There are 15 exhibitors for this 15th edition, all from France and virtually all based, as usual, in the network of streets of the Saint Germain quarter known as the Carré Rive Gauche.
They will be showing a mix of Western and Oriental ceramics and glass that is broad in terms of date and type encompassing Renaissance maiolica; porcelain from Sèvres and Meissen; Middle Eastern ceramics; Chinese porcelain and 20th century artist/ceramicist pieces.
Regular features of this event include a series of loan exhibits from a French museum and for this edition they come from the Musée des Arts décoratifs et du Design de Bordeaux.
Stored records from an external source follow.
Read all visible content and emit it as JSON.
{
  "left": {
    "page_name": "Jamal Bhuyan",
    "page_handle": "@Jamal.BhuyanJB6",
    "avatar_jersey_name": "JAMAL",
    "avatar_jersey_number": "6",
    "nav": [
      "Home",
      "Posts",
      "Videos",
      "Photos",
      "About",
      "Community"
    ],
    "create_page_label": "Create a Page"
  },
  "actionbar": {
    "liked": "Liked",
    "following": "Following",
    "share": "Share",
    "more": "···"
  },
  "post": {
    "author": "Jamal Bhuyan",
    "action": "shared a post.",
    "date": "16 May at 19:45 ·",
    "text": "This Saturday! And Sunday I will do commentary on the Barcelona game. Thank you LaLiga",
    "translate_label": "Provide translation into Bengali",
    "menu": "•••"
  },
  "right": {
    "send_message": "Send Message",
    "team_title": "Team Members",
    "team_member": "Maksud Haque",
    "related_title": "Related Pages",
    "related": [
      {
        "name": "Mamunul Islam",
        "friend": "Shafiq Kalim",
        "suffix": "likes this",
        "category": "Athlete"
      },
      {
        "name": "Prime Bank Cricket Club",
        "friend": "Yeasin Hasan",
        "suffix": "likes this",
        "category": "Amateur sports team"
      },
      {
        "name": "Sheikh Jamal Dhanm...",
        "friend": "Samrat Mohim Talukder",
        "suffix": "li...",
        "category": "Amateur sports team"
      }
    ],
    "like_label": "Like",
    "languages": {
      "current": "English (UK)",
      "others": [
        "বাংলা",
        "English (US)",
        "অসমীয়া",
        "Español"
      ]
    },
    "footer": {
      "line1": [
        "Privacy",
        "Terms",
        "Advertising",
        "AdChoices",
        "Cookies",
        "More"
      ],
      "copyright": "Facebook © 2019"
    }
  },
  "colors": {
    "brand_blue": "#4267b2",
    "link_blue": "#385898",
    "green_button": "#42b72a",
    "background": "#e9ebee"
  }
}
Another feature is the lecture programme based at the Bistrot de Paris on the rue de Lille (see the website below for details on purchasing tickets).
Subjects under discussion this year range from a lecture on southern Netherlandish glasswares from the Renaissance to 18th century to one on Limoges Porcelain from 1771 to the present day and another on ceramics from Bordeaux from the late 19th century to the interwar period.
Fifth generation dealer
Laure Soustiel is the fifth generation of a family of experts and antiques dealers in Islamic art. She is participating in this year’s Parcours de la Céramique at Gabrielle Laroche’s gallery on the rue de Lille with a catalogued exhibition titled L’Orient des Collectionneurs.
Among highlights of her display will be this 15½in (39cm) diameter Timurid period, c.1440-45AD, glazed earthenware polychrome decorated 12-pointed star tile from north-east Iran. The tile, which is decorated with an intricate six-petalled rose design against a cobalt ground, is said to come from the al-Ghiyâsîyya (or Ghiyathiyah) madrasa at Khargird (or Khargerd) in Persia, about 150km south-west of Mashhad, near the Afghan border in the Khorasan region.
The madrasa was commissioned by Ghiyâs al-Din Pir Ahmad Khvâfî, who was the last vizier of Timur’s son Shah Rukh (d.AH850/1447AD).
Its outside walls were entirely covered with a decorative facing, the sides of the îvâns (vaulted space) adorned with geometric tiles of various sizes and shapes: eight-, 10- and 12-pointed stars as well as irregular polygons. The 12-pointed stars were found only on the wall of the west îvân, which is dated AH 846/1442-43. Similar examples are in private collections and museums and those in public collections are listed in Soustiel’s catalogue.
This particular tile was bought from her grandfather, Joseph Soustiel, by a collector who died in 1970. It is now priced in the region of €50,000-60,000.
Face to face
The Galerie Chamagne-Hardy specialises in modern design including ceramics and is based on the rue de Beaune.
Among the pieces that it will be showing for the Parcours de la Céramique is a Visages vase which is a collaboration by two French ceramicists: Jean Derval (1925-2010) and Roger Capron (1922-2006).
Made from glazed stoneware by Derval for Capron, the vase dates from c.1970 and is signed Capron Vallauris France to the base.
It is priced at €4500.